From the first line to the last, return the data exactly, with no pictures.

Interface dataset entries
※ ※ ※

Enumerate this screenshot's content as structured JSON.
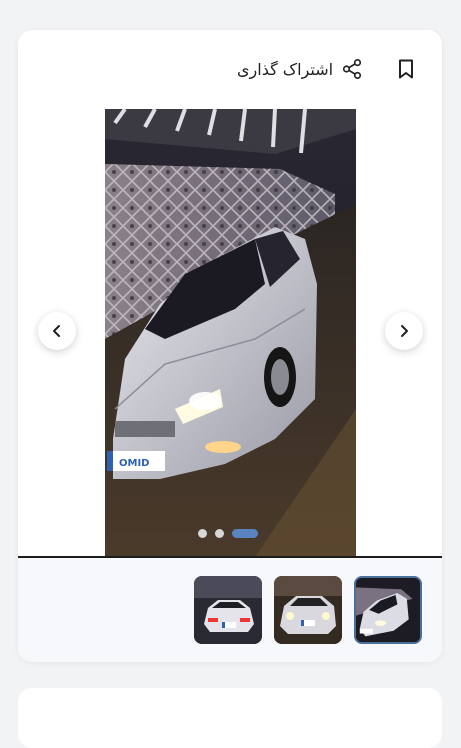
{
  "header": {
    "share_label": "اشتراک گذاری"
  },
  "icons": {
    "bookmark": "bookmark-icon",
    "share": "share-icon",
    "prev": "chevron-left-icon",
    "next": "chevron-right-icon"
  },
  "gallery": {
    "plate_logo": "OMID",
    "dots_count": 3,
    "active_dot": 3,
    "thumbnail_count": 3,
    "selected_thumbnail": 1
  },
  "colors": {
    "accent": "#5a84c0",
    "selected_border": "#4a6f9b"
  }
}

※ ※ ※

◆ Your response
Enumerate this screenshot's content as structured JSON.
{
  "header": {
    "share_label": "اشتراک گذاری"
  },
  "icons": {
    "bookmark": "bookmark-icon",
    "share": "share-icon",
    "prev": "chevron-left-icon",
    "next": "chevron-right-icon"
  },
  "gallery": {
    "plate_logo": "OMID",
    "dots_count": 3,
    "active_dot": 3,
    "thumbnail_count": 3,
    "selected_thumbnail": 1
  },
  "colors": {
    "accent": "#5a84c0",
    "selected_border": "#4a6f9b"
  }
}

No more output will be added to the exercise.